Take a bowl and combine the red miso and the white miso along with the soya sauce together. Let the broth boil and simmer. Add ¼ cup broth to miso and stir enough to dissolve miso. Whisk miso into the broth pot. Keep warm over medium or low heat and add grated ginger juice to the broth.
You can plate by placing one clamshell in a bowl and placing clam meat in each shell. Don’t forget to sprinkle around the wakame seaweed and tofu. Use green onions to garnish the soup and serve it hot.
Okinawa Stir-Fry Noodles
- Dried thin white noodles: 300 grams
- Chives or scallions: 60 grams
- Soy sauce: 3-1/2 tablespoons
- Salt: a pinch
- Bonito flakes: to taste (optional)
- Salad oil: 2 tablespoons
- Water: 4 litres
Chop the chives (or scallions). Take a pan and pour 4 litres of water in the pan. Let it boil before adding the dried noodles. Boil for two to three minutes. Strain the noodles and wash them with cold water, so excess starch washes away.

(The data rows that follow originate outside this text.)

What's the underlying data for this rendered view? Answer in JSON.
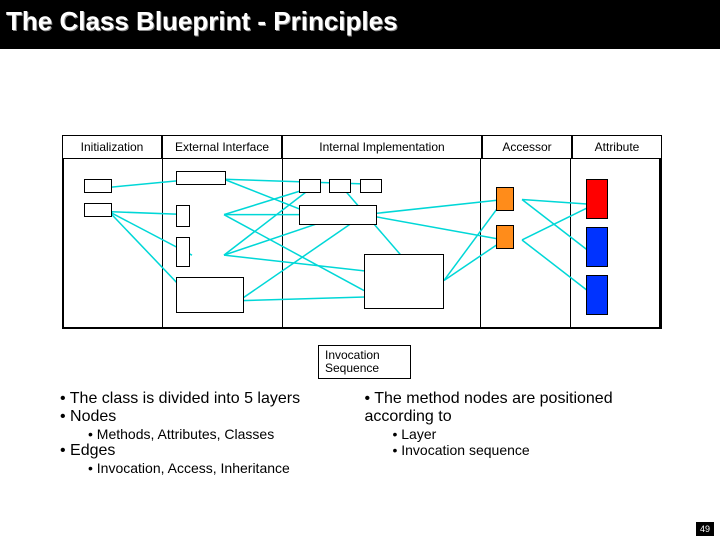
{
  "title": "The Class Blueprint - Principles",
  "layers": {
    "initialization": "Initialization",
    "external": "External Interface",
    "internal": "Internal Implementation",
    "accessor": "Accessor",
    "attribute": "Attribute"
  },
  "invocation_sequence_label": "Invocation\nSequence",
  "bullets": {
    "left": {
      "a": "The class is divided into 5 layers",
      "b": "Nodes",
      "b_sub": "Methods, Attributes, Classes",
      "c": "Edges",
      "c_sub": "Invocation, Access, Inheritance"
    },
    "right": {
      "a": "The method nodes are positioned according to",
      "a_sub1": "Layer",
      "a_sub2": "Invocation sequence"
    }
  },
  "colors": {
    "edge": "#00d7d7",
    "accessor_fill": "#ff8c1a",
    "attr_red": "#ff0000",
    "attr_blue": "#0033ff"
  },
  "page_number": "49"
}
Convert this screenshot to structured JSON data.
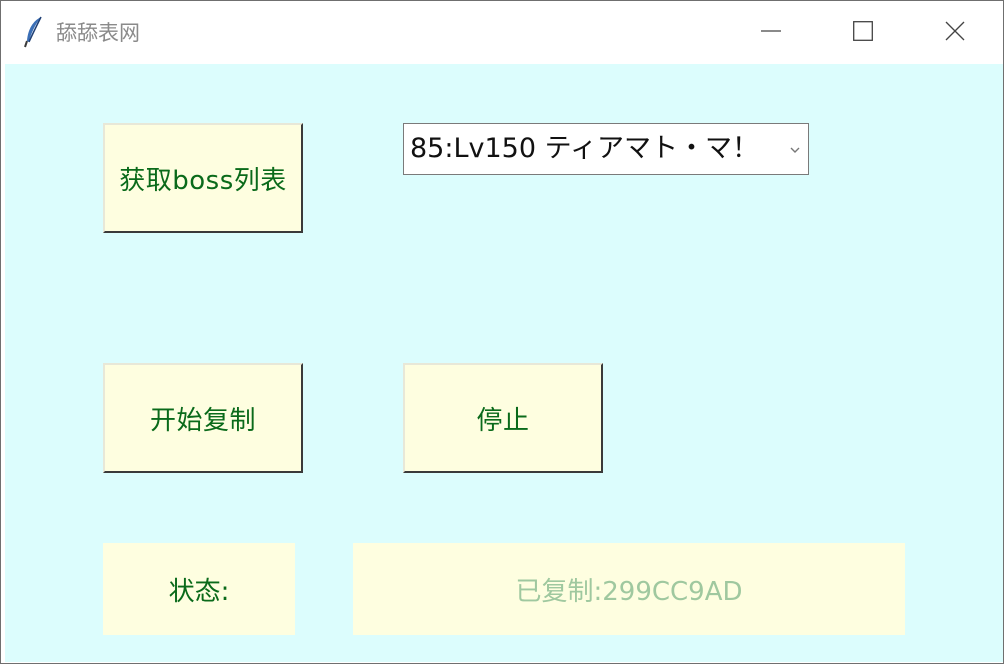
{
  "window": {
    "title": "舔舔表网",
    "app_icon": "feather-icon",
    "controls": {
      "minimize_icon": "minimize-icon",
      "maximize_icon": "maximize-icon",
      "close_icon": "close-icon"
    }
  },
  "buttons": {
    "get_boss_list": "获取boss列表",
    "start_copy": "开始复制",
    "stop": "停止"
  },
  "boss_select": {
    "selected": "85:Lv150 ティアマト・マ！"
  },
  "status": {
    "label": "状态:",
    "value": "已复制:299CC9AD"
  },
  "colors": {
    "client_background": "#dcfdfd",
    "button_background": "#fefee0",
    "button_text": "#0a6a1a",
    "status_value_text": "#9fc89f"
  }
}
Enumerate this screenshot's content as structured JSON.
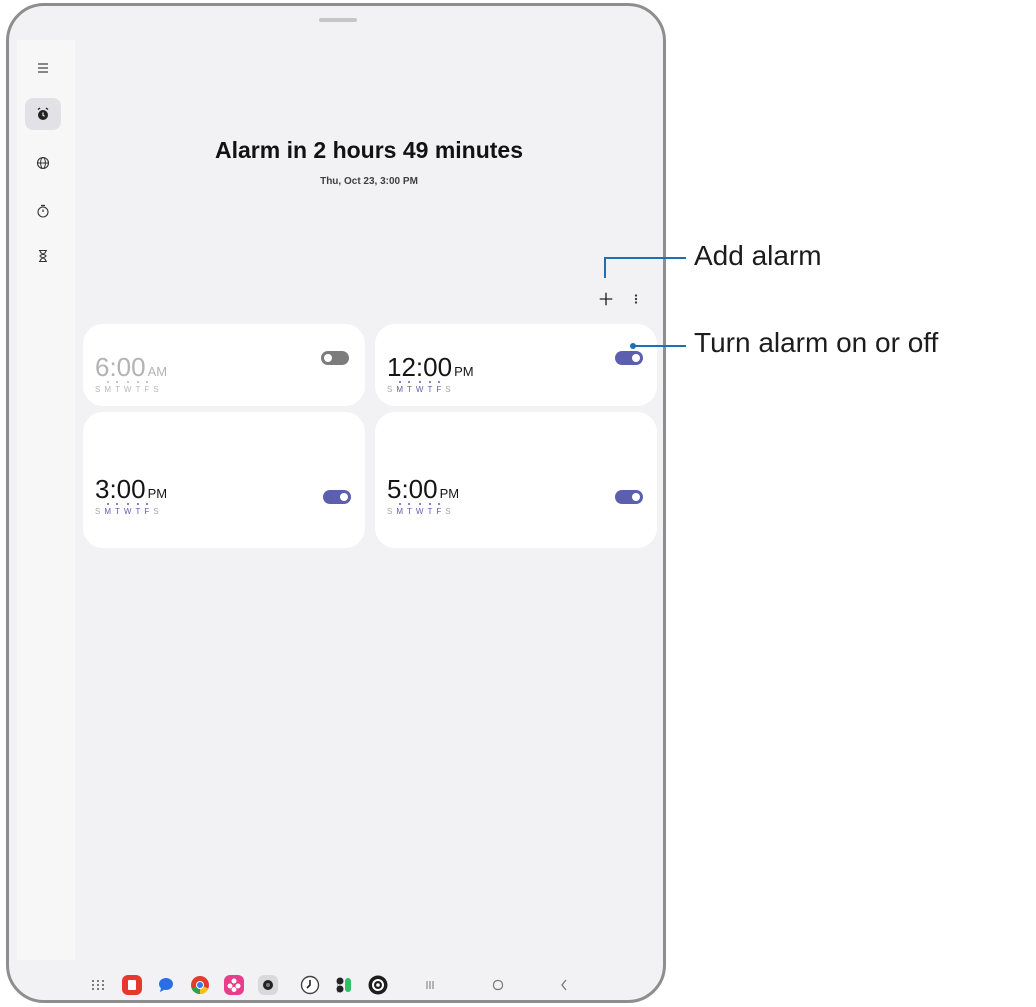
{
  "header": {
    "title": "Alarm in 2 hours 49 minutes",
    "subtitle": "Thu, Oct 23, 3:00 PM"
  },
  "rail": {
    "items": [
      {
        "icon": "menu-icon",
        "active": false
      },
      {
        "icon": "alarm-icon",
        "active": true
      },
      {
        "icon": "world-clock-icon",
        "active": false
      },
      {
        "icon": "stopwatch-icon",
        "active": false
      },
      {
        "icon": "timer-icon",
        "active": false
      }
    ]
  },
  "toolbar": {
    "add_icon": "plus-icon",
    "more_icon": "more-vert-icon"
  },
  "alarms": [
    {
      "time": "6:00",
      "ampm": "AM",
      "enabled": false,
      "days": [
        "S",
        "M",
        "T",
        "W",
        "T",
        "F",
        "S"
      ],
      "active_days": [
        false,
        true,
        true,
        true,
        true,
        true,
        false
      ]
    },
    {
      "time": "12:00",
      "ampm": "PM",
      "enabled": true,
      "days": [
        "S",
        "M",
        "T",
        "W",
        "T",
        "F",
        "S"
      ],
      "active_days": [
        false,
        true,
        true,
        true,
        true,
        true,
        false
      ]
    },
    {
      "time": "3:00",
      "ampm": "PM",
      "enabled": true,
      "days": [
        "S",
        "M",
        "T",
        "W",
        "T",
        "F",
        "S"
      ],
      "active_days": [
        false,
        true,
        true,
        true,
        true,
        true,
        false
      ]
    },
    {
      "time": "5:00",
      "ampm": "PM",
      "enabled": true,
      "days": [
        "S",
        "M",
        "T",
        "W",
        "T",
        "F",
        "S"
      ],
      "active_days": [
        false,
        true,
        true,
        true,
        true,
        true,
        false
      ]
    }
  ],
  "dock": {
    "apps": [
      "apps-grid-icon",
      "notes-app-icon",
      "messages-app-icon",
      "chrome-app-icon",
      "galaxy-store-app-icon",
      "camera-app-icon",
      "clock-app-icon",
      "quick-share-app-icon",
      "settings-app-icon"
    ],
    "nav": [
      "recents-nav-icon",
      "home-nav-icon",
      "back-nav-icon"
    ]
  },
  "callouts": {
    "add_alarm": "Add alarm",
    "toggle": "Turn alarm on or off"
  },
  "colors": {
    "accent": "#5c5fae",
    "screen_bg": "#f2f2f4",
    "card_bg": "#ffffff",
    "callout_line": "#1f6fb5"
  }
}
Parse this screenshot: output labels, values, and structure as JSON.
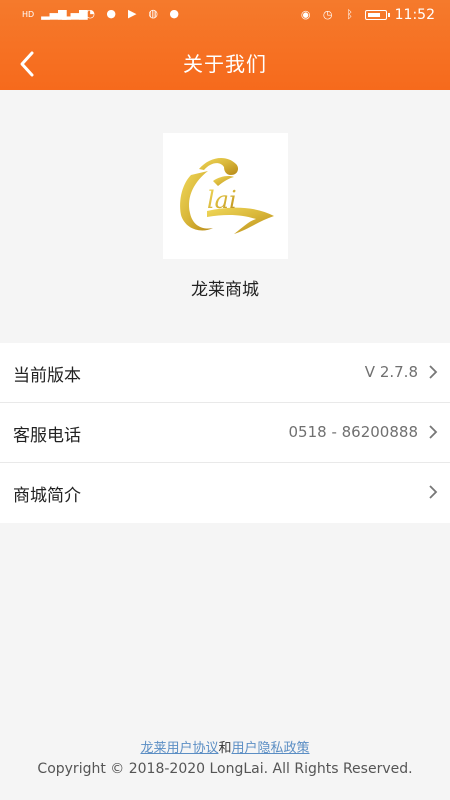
{
  "status_bar": {
    "left_icons": [
      "sim-icon",
      "signal-icon",
      "signal-icon",
      "wifi-icon",
      "wechat-icon",
      "play-icon",
      "globe-icon",
      "qq-icon"
    ],
    "hd_label_1": "HD",
    "hd_label_2": "HD",
    "time": "11:52",
    "right_icons": [
      "eye-icon",
      "alarm-icon",
      "bluetooth-icon",
      "battery-icon"
    ]
  },
  "header": {
    "title": "关于我们",
    "back_icon": "chevron-left-icon"
  },
  "app": {
    "name": "龙莱商城",
    "logo_text": "lai"
  },
  "menu": {
    "items": [
      {
        "label": "当前版本",
        "value": "V 2.7.8"
      },
      {
        "label": "客服电话",
        "value": "0518 - 86200888"
      },
      {
        "label": "商城简介",
        "value": ""
      }
    ]
  },
  "footer": {
    "user_agreement": "龙莱用户协议",
    "conjunction": "和",
    "privacy_policy": "用户隐私政策",
    "copyright": "Copyright © 2018-2020 LongLai. All Rights Reserved."
  },
  "colors": {
    "header": "#f66a1c",
    "link": "#5b8ec4",
    "background": "#f5f5f5"
  }
}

Take a frying pan and heat the salad oil. Sear the noodles on medium heat. Now add the soy sauce and salt. Stir for a couple of minutes before dishing out. Sprinkle the bonito flakes and the chives over the top.
Thanks to a plethora of benefits, the Okinawa longevity diet is one of the healthiest diets you can follow for living a happier and healthier life. The diet revolves around consuming unprocessed and whole foods, along with consuming high amounts of water. The diet is rich in carbs and fat but lower in calories.
This diet offers plenty of benefits in terms of weight loss. For that reason, you can follow the Okinawa diet for losing weight the natural and healthy way.